 KJo: It’s sheer coincidence that I grew up wearing the kind of sweaters his father (Rishi Kapoor) would wear. I would tell my father (Yash Johar) to buy me the sweaters that Rishi Kapoor wore in ‘Chandni’. I would wear them even in the heat of Mumbai. I was obsessed with Rishi Kapoor. I grew up wanting to be like Ranbir’s dad and I used to perform to every song of ‘Chandni’. I wonder if that is the reason why I reacted the way I did to Ranbir.
Karan, your favourite Ranbir Kapoor film?
KJo: ‘Barfi’!. I had a cardiac arrest while watching that film. I was weeping more than the entire cinema put together. There was like this Ganga, Jamuna and Saraswati coming out of my eyes. I was moved by his performance in the film, and I loved the entire cast and Anurag Basu’s work. There’s a reason that I didn’t watch ‘Besharam’, I knew he wouldn’t be good in it. I don’t want to watch a bad Ranbir film. I have not seen it and I turn it off even now when it comes on TV.

How do you both deal with failure?
RK: I have been a part of a lot of films, which have failed at the box-office. I remember Karan came to my house the day ‘Bombay Velvet’ released, and he sat on the couch and said… ‘Well, you are f****d now. What are you going to do?’ And that’s about it. We moved on from there. Karan was a very important person when my whole failure phase was on. He’s always shown me the real picture.

KJo: When a film is a mid-level success, it bothers me more than extreme failure. When it’s the former, you don’t know what you are learning. Was the timing galat , or is that the film didn’t reach its optimum? Fortunately, one quality that I have is that I’m not delusional. I almost always know when a film is not going to work. I always see the failure coming. I have told filmmakers, ‘Listen, this film is not going to work, but now let’s get out and tell the world that it is working and build that energy around it’.

Karan, do you want to act again?
KJo: Can you please tell the whole world out there that I really want to act again? So what if it didn’t work the first time? I am not being offered any roles.

RK: What kind of characters would you like to play Karan? Like, would you play Rajat Kapoor’s role in ‘Kapoor & Sons’ (Since 1921)?

KJo: Yes, I would, though I think I’m a little young for it. Nobody is coming to me with these roles. I want to refuse a role at least once in my life; I am not being given that option. I want to act in one hit film and then maybe I will retire.

Ranbir, what do you have to say about Karan being a fashion icon?
RK: Honestly, I believe that I am ten times more fashionable than Karan. There was a point and shift in our friendship when he started copying the brands that I wore (laughs). There was a time when I looked up to his fashion sense, but right now, I am 10 steps ahead of him. Okay, let’s say if not ahead, equal to him. Earlier, he would judge my fashion sense a lot, we would joke about it. But that has changed. Now, I do that to him because he repeats his clothes, like four days in a row.
Karan, really???
KJo: Yes, only sometimes at work. But I really feel that there is no reason for some people to not make an effort to look good. Sometimes, people just wear things that don’t compliment them. If you are walking the red carpet, it doesn’t mean that you look like one. Power to Sonam Kapoor, she changed the whole game of red carpet in our country. Alia, too. For me, being fashionable is a multi-billion dollar business. Sidharth, Alia and Varun get messages from me all the time, with screen grabs asking them why they have worn a certain outfit.
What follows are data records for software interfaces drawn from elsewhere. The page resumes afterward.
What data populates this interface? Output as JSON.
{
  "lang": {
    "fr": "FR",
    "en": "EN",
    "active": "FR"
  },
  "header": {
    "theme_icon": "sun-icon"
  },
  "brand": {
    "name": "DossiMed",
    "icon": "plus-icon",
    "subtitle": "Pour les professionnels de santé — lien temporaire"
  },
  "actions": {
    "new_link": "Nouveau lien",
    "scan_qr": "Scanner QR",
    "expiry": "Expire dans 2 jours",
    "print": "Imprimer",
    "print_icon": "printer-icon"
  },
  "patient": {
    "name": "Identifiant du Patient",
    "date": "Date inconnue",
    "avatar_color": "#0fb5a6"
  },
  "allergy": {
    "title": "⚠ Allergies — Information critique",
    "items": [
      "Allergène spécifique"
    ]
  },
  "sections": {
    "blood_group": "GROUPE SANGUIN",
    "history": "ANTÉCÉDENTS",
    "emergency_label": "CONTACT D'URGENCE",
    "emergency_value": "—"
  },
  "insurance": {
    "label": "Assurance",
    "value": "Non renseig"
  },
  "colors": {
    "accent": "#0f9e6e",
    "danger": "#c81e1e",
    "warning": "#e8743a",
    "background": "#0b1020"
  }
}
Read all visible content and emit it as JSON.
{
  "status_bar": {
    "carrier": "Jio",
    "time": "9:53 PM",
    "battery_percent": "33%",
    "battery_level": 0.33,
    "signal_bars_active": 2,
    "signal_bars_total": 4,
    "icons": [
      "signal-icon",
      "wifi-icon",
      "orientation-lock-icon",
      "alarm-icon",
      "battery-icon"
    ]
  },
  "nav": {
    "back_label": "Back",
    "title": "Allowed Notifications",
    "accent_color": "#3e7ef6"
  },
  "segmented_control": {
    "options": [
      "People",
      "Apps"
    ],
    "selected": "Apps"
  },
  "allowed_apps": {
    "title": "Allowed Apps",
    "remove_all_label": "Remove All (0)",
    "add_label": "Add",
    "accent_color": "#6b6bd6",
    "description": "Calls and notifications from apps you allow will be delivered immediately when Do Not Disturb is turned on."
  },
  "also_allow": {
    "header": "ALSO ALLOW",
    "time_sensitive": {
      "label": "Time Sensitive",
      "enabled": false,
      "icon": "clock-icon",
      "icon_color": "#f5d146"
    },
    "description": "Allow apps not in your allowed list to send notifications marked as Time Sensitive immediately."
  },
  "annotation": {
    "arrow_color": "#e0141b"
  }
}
RK: While we were shooting, I have seen messages on his phone from other actors asking if they should wear this or that to the airport.
KJo: Yeah, sometimes it’s funny how the cost of your airport look is more than the cost of the tickets. It is more important than where you are going or what you are doing. I am just saying there is going to be paparazzi, so get your airport look right. And if you have so much of a problem, then take the train!